So, if you’re a peaceful protester, but you don’t necessarily want your participation in a demonstration to follow you around or lead to harassment online, what sort of steps can you take around your digital security?
Bring a clean phone…
“They’ll be, obviously, cell-site simulators,” Matthew Mitchell, a founder of Crypto Harlem told Motherboard in a Signal call. These devices, otherwise known as IMSI-catchers, Stingrays, or more recently Crossbows, can record phones’ geolocation, their phone number, and sometimes the content of texts and phone calls.
“If everyone is texting a couple of organizers, or calling a bunch of friends, that one friend that connected to all people could be identified,” Mitchell said.
“What it’ll say is this person was definitely at this place, at this time, and maybe you don’t want that. Maybe you want to be able to show your support, show your political view, and having the ramifications for that, the cost of your free speech, to be low,” he added.
SMS text messages are the easiest for police to intercept, and during a protest you should not assume that these will be private; if possible you should use an encrypted alternative (more info below).
If you’d rather make it harder for any data that is swept up by these devices to be linked to you personally, you might consider buying a new, dedicated device for the protest. Maybe a $100 Android phone, Mitchell suggested.
“Your privacy is worth more than that,” Mitchell said. You could buy this with cash or a gift card too so it’s not linked to your credit card records. Don’t turn it on when at home with your normal phone, and switch it off when you leave the protest.
You may also want to quickly setup a new Gmail account, on public wifi, and then use that to download encrypted communication apps.
…Or bring no phone at all
Of course, those are several hoops to jump through, it’s easy to screw it up somehow, and you might not have $100 to spend on a temporary protest phone.
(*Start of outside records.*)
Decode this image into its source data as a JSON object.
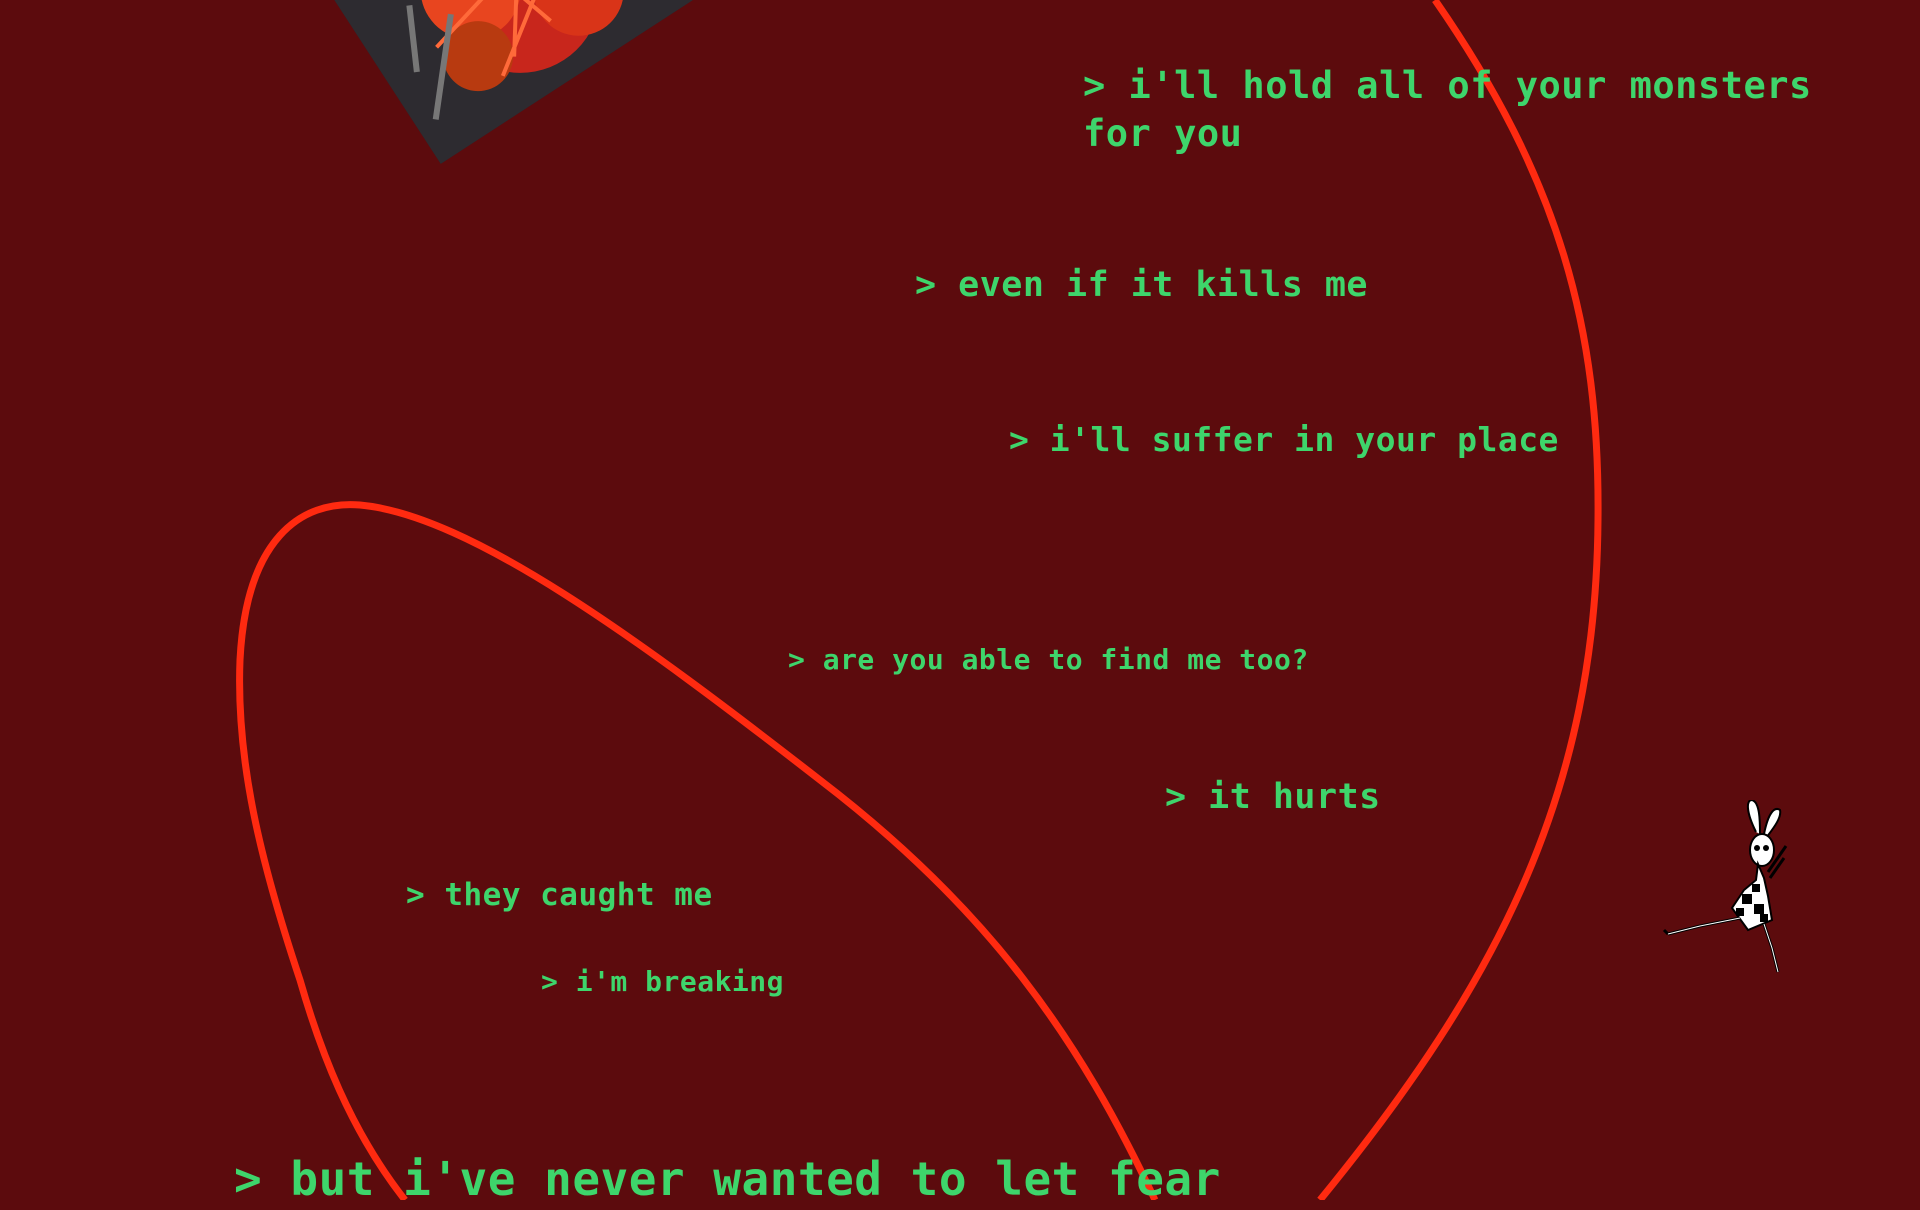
{
  "theme": {
    "background": "#5c0b0d",
    "text_color": "#3ed56b",
    "curve_color": "#ff2a10"
  },
  "decor": {
    "image_1": "flower-photo",
    "image_2": "checkered-rabbit-illustration"
  },
  "lines": [
    "> i'll hold all of your monsters for you",
    "> even if it kills me",
    "> i'll suffer in your place",
    "> are you able to find me too?",
    "> it hurts",
    "> they caught me",
    "> i'm breaking",
    "> but i've never wanted to let fear"
  ]
}
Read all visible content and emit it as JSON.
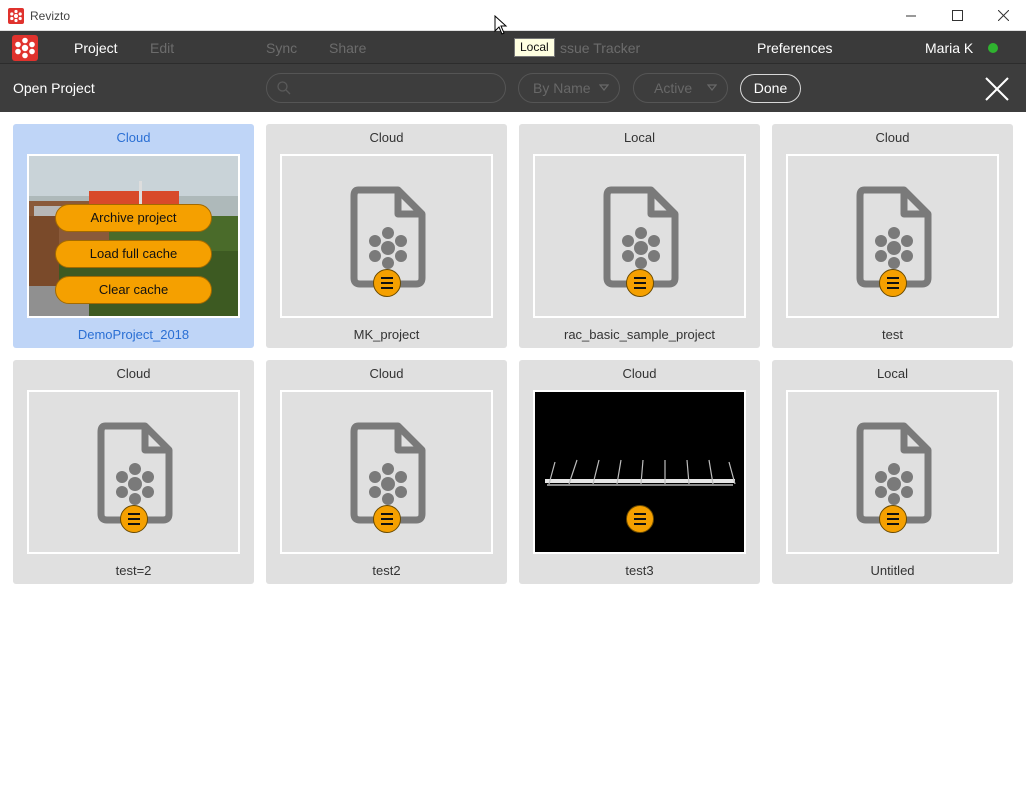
{
  "window": {
    "title": "Revizto",
    "controls": {
      "minimize": "minimize-icon",
      "maximize": "maximize-icon",
      "close": "close-icon"
    }
  },
  "menubar": {
    "items": [
      {
        "label": "Project",
        "enabled": true
      },
      {
        "label": "Edit",
        "enabled": false
      },
      {
        "label": "Sync",
        "enabled": false
      },
      {
        "label": "Share",
        "enabled": false
      },
      {
        "label": "ssue Tracker",
        "enabled": false
      },
      {
        "label": "Preferences",
        "enabled": true
      }
    ],
    "user": {
      "name": "Maria K",
      "status_color": "#2fb32f"
    }
  },
  "tooltip": {
    "text": "Local"
  },
  "toolbar": {
    "heading": "Open Project",
    "search": {
      "placeholder": "",
      "value": ""
    },
    "sort": {
      "selected": "By Name"
    },
    "filter": {
      "selected": "Active"
    },
    "done_label": "Done"
  },
  "projects": [
    {
      "name": "DemoProject_2018",
      "status": "Cloud",
      "selected": true,
      "thumbnail": "render",
      "actions": [
        "Archive project",
        "Load full cache",
        "Clear cache"
      ]
    },
    {
      "name": "MK_project",
      "status": "Cloud",
      "selected": false,
      "thumbnail": "file-icon"
    },
    {
      "name": "rac_basic_sample_project",
      "status": "Local",
      "selected": false,
      "thumbnail": "file-icon"
    },
    {
      "name": "test",
      "status": "Cloud",
      "selected": false,
      "thumbnail": "file-icon"
    },
    {
      "name": "test=2",
      "status": "Cloud",
      "selected": false,
      "thumbnail": "file-icon"
    },
    {
      "name": "test2",
      "status": "Cloud",
      "selected": false,
      "thumbnail": "file-icon"
    },
    {
      "name": "test3",
      "status": "Cloud",
      "selected": false,
      "thumbnail": "black-render"
    },
    {
      "name": "Untitled",
      "status": "Local",
      "selected": false,
      "thumbnail": "file-icon"
    }
  ],
  "colors": {
    "accent_orange": "#f5a000",
    "selected_card": "#bfd5f7",
    "selected_text": "#2a6fd4",
    "menubar_bg": "#3a3a3a"
  }
}
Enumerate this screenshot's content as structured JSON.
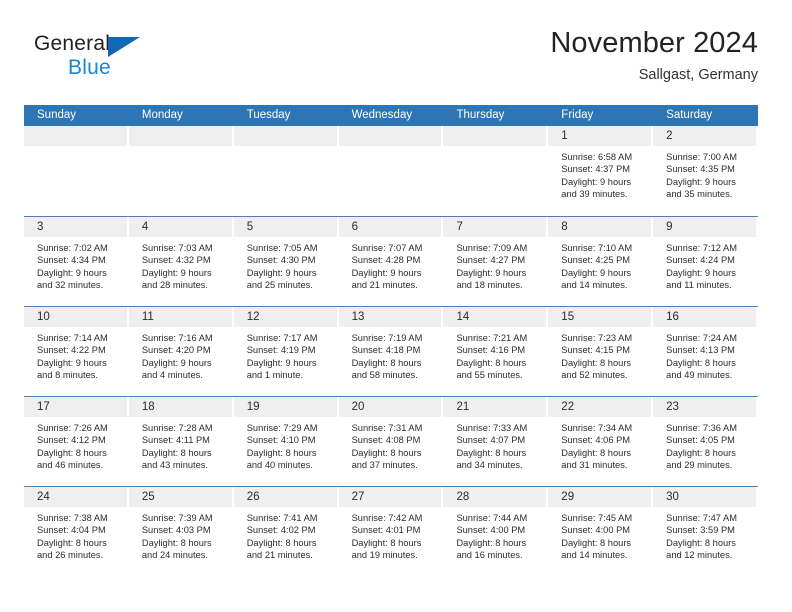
{
  "brand": {
    "word_one": "General",
    "word_two": "Blue",
    "triangle_color": "#1268b3",
    "blue_text_color": "#1b87d4"
  },
  "header": {
    "title": "November 2024",
    "location": "Sallgast, Germany"
  },
  "theme": {
    "header_blue": "#2e75b6",
    "daynum_band": "#efefef",
    "row_divider": "#4a82b8"
  },
  "weekdays": [
    "Sunday",
    "Monday",
    "Tuesday",
    "Wednesday",
    "Thursday",
    "Friday",
    "Saturday"
  ],
  "weeks": [
    [
      {
        "day": "",
        "lines": []
      },
      {
        "day": "",
        "lines": []
      },
      {
        "day": "",
        "lines": []
      },
      {
        "day": "",
        "lines": []
      },
      {
        "day": "",
        "lines": []
      },
      {
        "day": "1",
        "lines": [
          "Sunrise: 6:58 AM",
          "Sunset: 4:37 PM",
          "Daylight: 9 hours",
          "and 39 minutes."
        ]
      },
      {
        "day": "2",
        "lines": [
          "Sunrise: 7:00 AM",
          "Sunset: 4:35 PM",
          "Daylight: 9 hours",
          "and 35 minutes."
        ]
      }
    ],
    [
      {
        "day": "3",
        "lines": [
          "Sunrise: 7:02 AM",
          "Sunset: 4:34 PM",
          "Daylight: 9 hours",
          "and 32 minutes."
        ]
      },
      {
        "day": "4",
        "lines": [
          "Sunrise: 7:03 AM",
          "Sunset: 4:32 PM",
          "Daylight: 9 hours",
          "and 28 minutes."
        ]
      },
      {
        "day": "5",
        "lines": [
          "Sunrise: 7:05 AM",
          "Sunset: 4:30 PM",
          "Daylight: 9 hours",
          "and 25 minutes."
        ]
      },
      {
        "day": "6",
        "lines": [
          "Sunrise: 7:07 AM",
          "Sunset: 4:28 PM",
          "Daylight: 9 hours",
          "and 21 minutes."
        ]
      },
      {
        "day": "7",
        "lines": [
          "Sunrise: 7:09 AM",
          "Sunset: 4:27 PM",
          "Daylight: 9 hours",
          "and 18 minutes."
        ]
      },
      {
        "day": "8",
        "lines": [
          "Sunrise: 7:10 AM",
          "Sunset: 4:25 PM",
          "Daylight: 9 hours",
          "and 14 minutes."
        ]
      },
      {
        "day": "9",
        "lines": [
          "Sunrise: 7:12 AM",
          "Sunset: 4:24 PM",
          "Daylight: 9 hours",
          "and 11 minutes."
        ]
      }
    ],
    [
      {
        "day": "10",
        "lines": [
          "Sunrise: 7:14 AM",
          "Sunset: 4:22 PM",
          "Daylight: 9 hours",
          "and 8 minutes."
        ]
      },
      {
        "day": "11",
        "lines": [
          "Sunrise: 7:16 AM",
          "Sunset: 4:20 PM",
          "Daylight: 9 hours",
          "and 4 minutes."
        ]
      },
      {
        "day": "12",
        "lines": [
          "Sunrise: 7:17 AM",
          "Sunset: 4:19 PM",
          "Daylight: 9 hours",
          "and 1 minute."
        ]
      },
      {
        "day": "13",
        "lines": [
          "Sunrise: 7:19 AM",
          "Sunset: 4:18 PM",
          "Daylight: 8 hours",
          "and 58 minutes."
        ]
      },
      {
        "day": "14",
        "lines": [
          "Sunrise: 7:21 AM",
          "Sunset: 4:16 PM",
          "Daylight: 8 hours",
          "and 55 minutes."
        ]
      },
      {
        "day": "15",
        "lines": [
          "Sunrise: 7:23 AM",
          "Sunset: 4:15 PM",
          "Daylight: 8 hours",
          "and 52 minutes."
        ]
      },
      {
        "day": "16",
        "lines": [
          "Sunrise: 7:24 AM",
          "Sunset: 4:13 PM",
          "Daylight: 8 hours",
          "and 49 minutes."
        ]
      }
    ],
    [
      {
        "day": "17",
        "lines": [
          "Sunrise: 7:26 AM",
          "Sunset: 4:12 PM",
          "Daylight: 8 hours",
          "and 46 minutes."
        ]
      },
      {
        "day": "18",
        "lines": [
          "Sunrise: 7:28 AM",
          "Sunset: 4:11 PM",
          "Daylight: 8 hours",
          "and 43 minutes."
        ]
      },
      {
        "day": "19",
        "lines": [
          "Sunrise: 7:29 AM",
          "Sunset: 4:10 PM",
          "Daylight: 8 hours",
          "and 40 minutes."
        ]
      },
      {
        "day": "20",
        "lines": [
          "Sunrise: 7:31 AM",
          "Sunset: 4:08 PM",
          "Daylight: 8 hours",
          "and 37 minutes."
        ]
      },
      {
        "day": "21",
        "lines": [
          "Sunrise: 7:33 AM",
          "Sunset: 4:07 PM",
          "Daylight: 8 hours",
          "and 34 minutes."
        ]
      },
      {
        "day": "22",
        "lines": [
          "Sunrise: 7:34 AM",
          "Sunset: 4:06 PM",
          "Daylight: 8 hours",
          "and 31 minutes."
        ]
      },
      {
        "day": "23",
        "lines": [
          "Sunrise: 7:36 AM",
          "Sunset: 4:05 PM",
          "Daylight: 8 hours",
          "and 29 minutes."
        ]
      }
    ],
    [
      {
        "day": "24",
        "lines": [
          "Sunrise: 7:38 AM",
          "Sunset: 4:04 PM",
          "Daylight: 8 hours",
          "and 26 minutes."
        ]
      },
      {
        "day": "25",
        "lines": [
          "Sunrise: 7:39 AM",
          "Sunset: 4:03 PM",
          "Daylight: 8 hours",
          "and 24 minutes."
        ]
      },
      {
        "day": "26",
        "lines": [
          "Sunrise: 7:41 AM",
          "Sunset: 4:02 PM",
          "Daylight: 8 hours",
          "and 21 minutes."
        ]
      },
      {
        "day": "27",
        "lines": [
          "Sunrise: 7:42 AM",
          "Sunset: 4:01 PM",
          "Daylight: 8 hours",
          "and 19 minutes."
        ]
      },
      {
        "day": "28",
        "lines": [
          "Sunrise: 7:44 AM",
          "Sunset: 4:00 PM",
          "Daylight: 8 hours",
          "and 16 minutes."
        ]
      },
      {
        "day": "29",
        "lines": [
          "Sunrise: 7:45 AM",
          "Sunset: 4:00 PM",
          "Daylight: 8 hours",
          "and 14 minutes."
        ]
      },
      {
        "day": "30",
        "lines": [
          "Sunrise: 7:47 AM",
          "Sunset: 3:59 PM",
          "Daylight: 8 hours",
          "and 12 minutes."
        ]
      }
    ]
  ]
}
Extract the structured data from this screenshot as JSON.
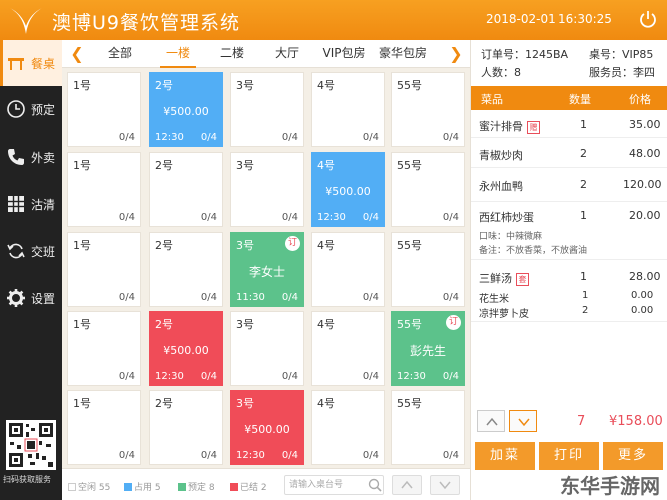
{
  "header": {
    "app_title": "澳博U9餐饮管理系统",
    "date": "2018-02-01",
    "time": "16:30:25"
  },
  "sidebar": {
    "items": [
      {
        "label": "餐桌",
        "icon": "dining-table-icon"
      },
      {
        "label": "预定",
        "icon": "clock-icon"
      },
      {
        "label": "外卖",
        "icon": "phone-icon"
      },
      {
        "label": "沽清",
        "icon": "grid-icon"
      },
      {
        "label": "交班",
        "icon": "refresh-icon"
      },
      {
        "label": "设置",
        "icon": "gear-icon"
      }
    ],
    "qr_label": "扫码获取服务"
  },
  "tabs": [
    "全部",
    "一楼",
    "二楼",
    "大厅",
    "VIP包房",
    "豪华包房"
  ],
  "active_tab": "一楼",
  "tables": [
    [
      {
        "num": "1号",
        "cap": "0/4"
      },
      {
        "num": "2号",
        "cap": "0/4",
        "status": "occupied",
        "amount": "¥500.00",
        "time": "12:30"
      },
      {
        "num": "3号",
        "cap": "0/4"
      },
      {
        "num": "4号",
        "cap": "0/4"
      },
      {
        "num": "55号",
        "cap": "0/4"
      }
    ],
    [
      {
        "num": "1号",
        "cap": "0/4"
      },
      {
        "num": "2号",
        "cap": "0/4"
      },
      {
        "num": "3号",
        "cap": "0/4"
      },
      {
        "num": "4号",
        "cap": "0/4",
        "status": "occupied",
        "amount": "¥500.00",
        "time": "12:30"
      },
      {
        "num": "55号",
        "cap": "0/4"
      }
    ],
    [
      {
        "num": "1号",
        "cap": "0/4"
      },
      {
        "num": "2号",
        "cap": "0/4"
      },
      {
        "num": "3号",
        "cap": "0/4",
        "status": "reserved",
        "guest": "李女士",
        "time": "11:30",
        "badge": "订"
      },
      {
        "num": "4号",
        "cap": "0/4"
      },
      {
        "num": "55号",
        "cap": "0/4"
      }
    ],
    [
      {
        "num": "1号",
        "cap": "0/4"
      },
      {
        "num": "2号",
        "cap": "0/4",
        "status": "settled",
        "amount": "¥500.00",
        "time": "12:30"
      },
      {
        "num": "3号",
        "cap": "0/4"
      },
      {
        "num": "4号",
        "cap": "0/4"
      },
      {
        "num": "55号",
        "cap": "0/4",
        "status": "reserved",
        "guest": "彭先生",
        "time": "12:30",
        "badge": "订"
      }
    ],
    [
      {
        "num": "1号",
        "cap": "0/4"
      },
      {
        "num": "2号",
        "cap": "0/4"
      },
      {
        "num": "3号",
        "cap": "0/4",
        "status": "settled",
        "amount": "¥500.00",
        "time": "12:30"
      },
      {
        "num": "4号",
        "cap": "0/4"
      },
      {
        "num": "55号",
        "cap": "0/4"
      }
    ]
  ],
  "legend": [
    {
      "label": "空闲 55",
      "color": "#ffffff"
    },
    {
      "label": "占用 5",
      "color": "#52aef5"
    },
    {
      "label": "预定 8",
      "color": "#5cc28b"
    },
    {
      "label": "已结 2",
      "color": "#f04c58"
    }
  ],
  "search": {
    "placeholder": "请输入桌台号"
  },
  "order": {
    "order_no": "订单号：1245BA",
    "table_no": "桌号：VIP85",
    "people": "人数：8",
    "waiter": "服务员：李四",
    "headers": {
      "dish": "菜品",
      "qty": "数量",
      "price": "价格"
    },
    "items": [
      {
        "name": "蜜汁排骨",
        "tag": "赠",
        "qty": "1",
        "price": "35.00"
      },
      {
        "name": "青椒炒肉",
        "qty": "2",
        "price": "48.00"
      },
      {
        "name": "永州血鸭",
        "qty": "2",
        "price": "120.00"
      },
      {
        "name": "西红柿炒蛋",
        "qty": "1",
        "price": "20.00",
        "taste": "口味：中辣微麻",
        "note": "备注：不放香菜，不放酱油"
      },
      {
        "name": "三鲜汤",
        "tag": "套",
        "qty": "1",
        "price": "28.00",
        "subs": [
          {
            "name": "花生米",
            "qty": "1",
            "price": "0.00"
          },
          {
            "name": "凉拌萝卜皮",
            "qty": "2",
            "price": "0.00"
          }
        ]
      }
    ],
    "total_count": "7",
    "total_amount": "¥158.00"
  },
  "actions": [
    "加菜",
    "打印",
    "更多"
  ],
  "watermark": "东华手游网",
  "colors": {
    "accent": "#f08a10",
    "occupied": "#52aef5",
    "reserved": "#5cc28b",
    "settled": "#f04c58"
  }
}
So the simpler, and probably more effective approach for protecting privacy, is to not bring a cell phone at all and rely on more traditional methods of activist coordination.
Agree to meet friends at a certain place, at a certain time. Maybe decide on multiple locations in case the protest is broken up or cordoned off by law enforcement.
Ultimately, there is a trade-off to be had between convenience and privacy while at a protest, and how much you’re willing to sway on either side of that is up to you. That also depends on what particular information you want to protect and from whom; something that can be summed up as your own ‘threat model’ (for more on this, take a look at Motherboard’s Guide to Not Getting Hacked).
If you do bring your personal phone, encrypt it
In the end, you may want to just use your own device when going out and protesting. Just keep in mind that it will be relatively easy for law enforcement to identify you and your movements if they do want to access your phone records in some form……Read More>>